Your instructions>
In the records below, find each line holding the word "true" and copy it.

Record excerpts>
════════
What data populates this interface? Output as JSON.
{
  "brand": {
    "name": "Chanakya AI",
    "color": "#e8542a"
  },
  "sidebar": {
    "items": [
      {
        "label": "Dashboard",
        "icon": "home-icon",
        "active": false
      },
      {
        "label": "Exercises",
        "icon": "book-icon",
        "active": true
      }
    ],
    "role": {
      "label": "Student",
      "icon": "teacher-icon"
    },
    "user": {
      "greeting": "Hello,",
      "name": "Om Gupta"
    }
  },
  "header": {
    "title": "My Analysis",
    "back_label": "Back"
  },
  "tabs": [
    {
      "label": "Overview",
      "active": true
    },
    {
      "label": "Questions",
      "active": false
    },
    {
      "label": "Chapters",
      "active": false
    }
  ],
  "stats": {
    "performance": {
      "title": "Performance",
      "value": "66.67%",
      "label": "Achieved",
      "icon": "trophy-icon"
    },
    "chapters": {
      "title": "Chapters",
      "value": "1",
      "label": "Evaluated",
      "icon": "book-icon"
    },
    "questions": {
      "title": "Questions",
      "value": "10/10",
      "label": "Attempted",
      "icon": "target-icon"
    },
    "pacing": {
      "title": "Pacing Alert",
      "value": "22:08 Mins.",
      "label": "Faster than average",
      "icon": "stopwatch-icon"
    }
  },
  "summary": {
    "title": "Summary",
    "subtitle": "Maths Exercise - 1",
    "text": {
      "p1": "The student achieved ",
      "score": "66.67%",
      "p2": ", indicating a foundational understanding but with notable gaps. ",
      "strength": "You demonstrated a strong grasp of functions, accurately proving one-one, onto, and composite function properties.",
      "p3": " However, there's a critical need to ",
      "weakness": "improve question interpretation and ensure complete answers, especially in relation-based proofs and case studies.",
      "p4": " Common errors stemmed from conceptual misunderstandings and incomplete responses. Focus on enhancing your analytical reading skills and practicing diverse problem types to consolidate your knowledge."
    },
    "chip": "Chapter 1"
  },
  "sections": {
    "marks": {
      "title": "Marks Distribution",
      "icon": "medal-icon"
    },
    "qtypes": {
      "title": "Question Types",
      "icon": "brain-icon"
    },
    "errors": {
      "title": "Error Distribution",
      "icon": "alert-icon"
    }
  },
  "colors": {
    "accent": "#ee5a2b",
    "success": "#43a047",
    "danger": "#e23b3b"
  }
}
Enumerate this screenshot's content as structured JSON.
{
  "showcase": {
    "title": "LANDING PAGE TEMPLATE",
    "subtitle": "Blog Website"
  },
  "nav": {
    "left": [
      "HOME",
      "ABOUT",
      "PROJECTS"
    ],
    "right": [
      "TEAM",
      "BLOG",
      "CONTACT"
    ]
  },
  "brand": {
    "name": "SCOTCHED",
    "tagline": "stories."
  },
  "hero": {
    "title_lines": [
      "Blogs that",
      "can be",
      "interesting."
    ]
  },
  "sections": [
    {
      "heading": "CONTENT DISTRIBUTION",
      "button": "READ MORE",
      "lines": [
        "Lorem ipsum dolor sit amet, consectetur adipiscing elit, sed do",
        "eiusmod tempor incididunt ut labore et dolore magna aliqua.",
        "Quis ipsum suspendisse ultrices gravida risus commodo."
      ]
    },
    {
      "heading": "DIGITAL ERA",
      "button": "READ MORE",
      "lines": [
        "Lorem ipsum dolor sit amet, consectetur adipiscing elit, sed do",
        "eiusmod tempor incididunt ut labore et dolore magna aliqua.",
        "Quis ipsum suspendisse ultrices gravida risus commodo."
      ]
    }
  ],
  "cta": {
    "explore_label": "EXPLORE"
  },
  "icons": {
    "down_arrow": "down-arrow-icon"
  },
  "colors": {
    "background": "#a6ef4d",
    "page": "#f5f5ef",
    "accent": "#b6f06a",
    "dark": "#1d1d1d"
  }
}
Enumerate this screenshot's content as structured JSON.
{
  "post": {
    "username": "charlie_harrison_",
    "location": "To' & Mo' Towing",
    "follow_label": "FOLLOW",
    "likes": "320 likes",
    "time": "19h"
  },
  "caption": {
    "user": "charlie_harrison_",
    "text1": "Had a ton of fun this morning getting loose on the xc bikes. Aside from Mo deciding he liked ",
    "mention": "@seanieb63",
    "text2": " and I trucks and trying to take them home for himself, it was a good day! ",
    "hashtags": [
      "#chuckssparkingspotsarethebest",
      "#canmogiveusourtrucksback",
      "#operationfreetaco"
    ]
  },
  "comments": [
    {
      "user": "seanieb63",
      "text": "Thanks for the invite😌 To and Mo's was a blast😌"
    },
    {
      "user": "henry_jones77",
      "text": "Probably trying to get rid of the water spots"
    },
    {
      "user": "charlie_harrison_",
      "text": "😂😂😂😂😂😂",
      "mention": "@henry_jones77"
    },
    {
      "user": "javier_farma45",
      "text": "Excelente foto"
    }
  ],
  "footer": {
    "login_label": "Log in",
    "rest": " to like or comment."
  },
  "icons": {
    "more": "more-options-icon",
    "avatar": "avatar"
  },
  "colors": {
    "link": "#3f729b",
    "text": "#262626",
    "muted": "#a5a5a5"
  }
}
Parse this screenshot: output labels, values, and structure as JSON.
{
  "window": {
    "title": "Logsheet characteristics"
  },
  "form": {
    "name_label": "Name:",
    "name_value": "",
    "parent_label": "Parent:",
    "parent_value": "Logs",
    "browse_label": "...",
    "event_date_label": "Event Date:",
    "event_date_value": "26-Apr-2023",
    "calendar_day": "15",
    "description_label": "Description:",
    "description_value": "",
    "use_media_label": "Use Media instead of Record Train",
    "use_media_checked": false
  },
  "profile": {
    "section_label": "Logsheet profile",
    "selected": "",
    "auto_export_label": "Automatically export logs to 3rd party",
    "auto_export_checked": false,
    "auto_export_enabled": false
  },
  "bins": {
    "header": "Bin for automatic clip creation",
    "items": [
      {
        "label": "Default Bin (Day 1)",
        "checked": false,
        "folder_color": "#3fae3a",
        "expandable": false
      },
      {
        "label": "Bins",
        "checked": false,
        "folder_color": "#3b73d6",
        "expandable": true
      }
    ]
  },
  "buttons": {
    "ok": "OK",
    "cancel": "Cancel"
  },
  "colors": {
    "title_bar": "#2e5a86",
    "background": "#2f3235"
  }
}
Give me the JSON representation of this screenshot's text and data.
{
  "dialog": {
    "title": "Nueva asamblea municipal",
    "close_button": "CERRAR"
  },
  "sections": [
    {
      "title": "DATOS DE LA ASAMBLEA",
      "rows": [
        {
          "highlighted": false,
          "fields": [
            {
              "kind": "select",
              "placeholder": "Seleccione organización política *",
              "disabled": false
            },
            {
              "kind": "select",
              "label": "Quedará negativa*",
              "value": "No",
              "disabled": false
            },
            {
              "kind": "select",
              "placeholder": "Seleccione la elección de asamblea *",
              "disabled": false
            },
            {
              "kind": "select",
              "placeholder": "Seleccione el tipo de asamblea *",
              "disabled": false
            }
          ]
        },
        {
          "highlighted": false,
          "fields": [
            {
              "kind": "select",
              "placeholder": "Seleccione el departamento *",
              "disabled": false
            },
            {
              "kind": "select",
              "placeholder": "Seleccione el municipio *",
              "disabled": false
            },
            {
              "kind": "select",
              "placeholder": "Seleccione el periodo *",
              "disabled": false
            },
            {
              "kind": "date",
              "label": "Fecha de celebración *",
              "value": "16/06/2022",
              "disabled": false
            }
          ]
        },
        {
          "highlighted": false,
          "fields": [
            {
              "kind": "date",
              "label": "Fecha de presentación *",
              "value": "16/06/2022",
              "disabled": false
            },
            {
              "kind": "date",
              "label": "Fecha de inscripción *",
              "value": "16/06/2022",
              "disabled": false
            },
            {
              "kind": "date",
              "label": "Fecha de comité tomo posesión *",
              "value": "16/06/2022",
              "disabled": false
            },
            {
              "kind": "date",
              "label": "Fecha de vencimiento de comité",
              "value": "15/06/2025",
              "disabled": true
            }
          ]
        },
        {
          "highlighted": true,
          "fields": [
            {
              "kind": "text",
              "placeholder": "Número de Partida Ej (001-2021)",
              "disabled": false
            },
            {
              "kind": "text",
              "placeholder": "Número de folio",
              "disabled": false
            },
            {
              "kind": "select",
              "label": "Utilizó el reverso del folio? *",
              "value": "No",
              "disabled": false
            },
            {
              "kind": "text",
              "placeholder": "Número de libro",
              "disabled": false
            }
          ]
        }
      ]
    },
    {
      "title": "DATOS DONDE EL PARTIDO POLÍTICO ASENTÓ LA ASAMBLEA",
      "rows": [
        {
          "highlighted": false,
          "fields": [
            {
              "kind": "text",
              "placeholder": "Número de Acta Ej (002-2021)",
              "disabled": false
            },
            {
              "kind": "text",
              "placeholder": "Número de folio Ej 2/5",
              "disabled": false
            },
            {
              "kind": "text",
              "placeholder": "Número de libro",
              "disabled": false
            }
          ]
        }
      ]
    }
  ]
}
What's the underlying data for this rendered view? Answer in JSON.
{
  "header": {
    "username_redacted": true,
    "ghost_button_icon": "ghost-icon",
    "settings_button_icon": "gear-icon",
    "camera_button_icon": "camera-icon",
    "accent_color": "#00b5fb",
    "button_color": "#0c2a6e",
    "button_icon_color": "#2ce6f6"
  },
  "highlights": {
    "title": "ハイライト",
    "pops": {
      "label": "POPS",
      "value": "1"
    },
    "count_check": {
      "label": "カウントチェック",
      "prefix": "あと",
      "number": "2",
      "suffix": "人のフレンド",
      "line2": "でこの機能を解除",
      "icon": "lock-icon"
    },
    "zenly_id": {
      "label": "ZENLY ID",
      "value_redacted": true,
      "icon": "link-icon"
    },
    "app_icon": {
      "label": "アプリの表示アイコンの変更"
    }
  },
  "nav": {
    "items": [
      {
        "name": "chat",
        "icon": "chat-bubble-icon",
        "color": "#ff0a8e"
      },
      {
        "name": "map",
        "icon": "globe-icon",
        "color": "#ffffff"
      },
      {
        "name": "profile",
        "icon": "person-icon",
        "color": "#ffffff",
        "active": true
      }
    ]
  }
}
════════
Completed task>
        "active": true
      "active": true
        "expandable": true
              "disabled": true
          "highlighted": true,
    "username_redacted": true,
      "value_redacted": true,
        "active": true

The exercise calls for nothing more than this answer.